Data:
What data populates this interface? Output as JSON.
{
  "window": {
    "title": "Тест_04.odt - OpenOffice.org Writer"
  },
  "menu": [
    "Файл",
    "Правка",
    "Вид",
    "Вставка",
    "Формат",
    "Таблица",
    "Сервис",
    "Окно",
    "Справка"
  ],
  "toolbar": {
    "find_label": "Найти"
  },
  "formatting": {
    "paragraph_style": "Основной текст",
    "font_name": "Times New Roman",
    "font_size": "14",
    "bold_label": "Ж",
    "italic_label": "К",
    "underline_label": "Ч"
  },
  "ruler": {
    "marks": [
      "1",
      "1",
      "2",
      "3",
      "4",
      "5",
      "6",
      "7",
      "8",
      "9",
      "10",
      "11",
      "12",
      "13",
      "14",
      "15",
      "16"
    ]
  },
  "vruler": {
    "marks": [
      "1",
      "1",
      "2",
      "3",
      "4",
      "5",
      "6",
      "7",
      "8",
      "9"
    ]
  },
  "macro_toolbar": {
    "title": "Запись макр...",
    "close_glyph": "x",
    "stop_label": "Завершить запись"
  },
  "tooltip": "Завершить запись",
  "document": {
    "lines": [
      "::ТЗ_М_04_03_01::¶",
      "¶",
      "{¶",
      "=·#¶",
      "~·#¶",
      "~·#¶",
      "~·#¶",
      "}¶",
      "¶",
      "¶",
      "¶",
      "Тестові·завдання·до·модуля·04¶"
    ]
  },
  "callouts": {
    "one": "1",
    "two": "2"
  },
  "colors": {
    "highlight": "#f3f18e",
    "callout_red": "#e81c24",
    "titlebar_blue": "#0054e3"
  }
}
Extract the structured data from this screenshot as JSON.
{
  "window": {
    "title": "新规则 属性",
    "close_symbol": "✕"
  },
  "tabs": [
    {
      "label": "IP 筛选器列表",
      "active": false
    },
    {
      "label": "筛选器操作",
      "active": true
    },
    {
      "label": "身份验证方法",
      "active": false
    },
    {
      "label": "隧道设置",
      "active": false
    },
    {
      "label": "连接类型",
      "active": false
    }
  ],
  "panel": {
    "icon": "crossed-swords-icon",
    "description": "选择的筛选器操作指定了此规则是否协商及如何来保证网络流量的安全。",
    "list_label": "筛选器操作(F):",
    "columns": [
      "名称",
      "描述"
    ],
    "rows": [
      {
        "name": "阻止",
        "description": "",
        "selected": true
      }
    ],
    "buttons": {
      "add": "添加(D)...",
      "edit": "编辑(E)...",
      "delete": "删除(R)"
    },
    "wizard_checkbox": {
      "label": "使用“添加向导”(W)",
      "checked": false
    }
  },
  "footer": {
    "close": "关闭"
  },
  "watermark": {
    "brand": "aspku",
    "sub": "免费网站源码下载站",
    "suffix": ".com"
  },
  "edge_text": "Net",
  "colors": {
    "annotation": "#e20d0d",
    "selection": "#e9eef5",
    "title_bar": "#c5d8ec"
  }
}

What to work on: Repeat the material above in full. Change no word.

Response to this task:
What data populates this interface? Output as JSON.
{
  "window": {
    "title": "Тест_04.odt - OpenOffice.org Writer"
  },
  "menu": [
    "Файл",
    "Правка",
    "Вид",
    "Вставка",
    "Формат",
    "Таблица",
    "Сервис",
    "Окно",
    "Справка"
  ],
  "toolbar": {
    "find_label": "Найти"
  },
  "formatting": {
    "paragraph_style": "Основной текст",
    "font_name": "Times New Roman",
    "font_size": "14",
    "bold_label": "Ж",
    "italic_label": "К",
    "underline_label": "Ч"
  },
  "ruler": {
    "marks": [
      "1",
      "1",
      "2",
      "3",
      "4",
      "5",
      "6",
      "7",
      "8",
      "9",
      "10",
      "11",
      "12",
      "13",
      "14",
      "15",
      "16"
    ]
  },
  "vruler": {
    "marks": [
      "1",
      "1",
      "2",
      "3",
      "4",
      "5",
      "6",
      "7",
      "8",
      "9"
    ]
  },
  "macro_toolbar": {
    "title": "Запись макр...",
    "close_glyph": "x",
    "stop_label": "Завершить запись"
  },
  "tooltip": "Завершить запись",
  "document": {
    "lines": [
      "::ТЗ_М_04_03_01::¶",
      "¶",
      "{¶",
      "=·#¶",
      "~·#¶",
      "~·#¶",
      "~·#¶",
      "}¶",
      "¶",
      "¶",
      "¶",
      "Тестові·завдання·до·модуля·04¶"
    ]
  },
  "callouts": {
    "one": "1",
    "two": "2"
  },
  "colors": {
    "highlight": "#f3f18e",
    "callout_red": "#e81c24",
    "titlebar_blue": "#0054e3"
  }
}
Extract the structured data from this screenshot as JSON.
{
  "window": {
    "title": "新规则 属性",
    "close_symbol": "✕"
  },
  "tabs": [
    {
      "label": "IP 筛选器列表",
      "active": false
    },
    {
      "label": "筛选器操作",
      "active": true
    },
    {
      "label": "身份验证方法",
      "active": false
    },
    {
      "label": "隧道设置",
      "active": false
    },
    {
      "label": "连接类型",
      "active": false
    }
  ],
  "panel": {
    "icon": "crossed-swords-icon",
    "description": "选择的筛选器操作指定了此规则是否协商及如何来保证网络流量的安全。",
    "list_label": "筛选器操作(F):",
    "columns": [
      "名称",
      "描述"
    ],
    "rows": [
      {
        "name": "阻止",
        "description": "",
        "selected": true
      }
    ],
    "buttons": {
      "add": "添加(D)...",
      "edit": "编辑(E)...",
      "delete": "删除(R)"
    },
    "wizard_checkbox": {
      "label": "使用“添加向导”(W)",
      "checked": false
    }
  },
  "footer": {
    "close": "关闭"
  },
  "watermark": {
    "brand": "aspku",
    "sub": "免费网站源码下载站",
    "suffix": ".com"
  },
  "edge_text": "Net",
  "colors": {
    "annotation": "#e20d0d",
    "selection": "#e9eef5",
    "title_bar": "#c5d8ec"
  }
}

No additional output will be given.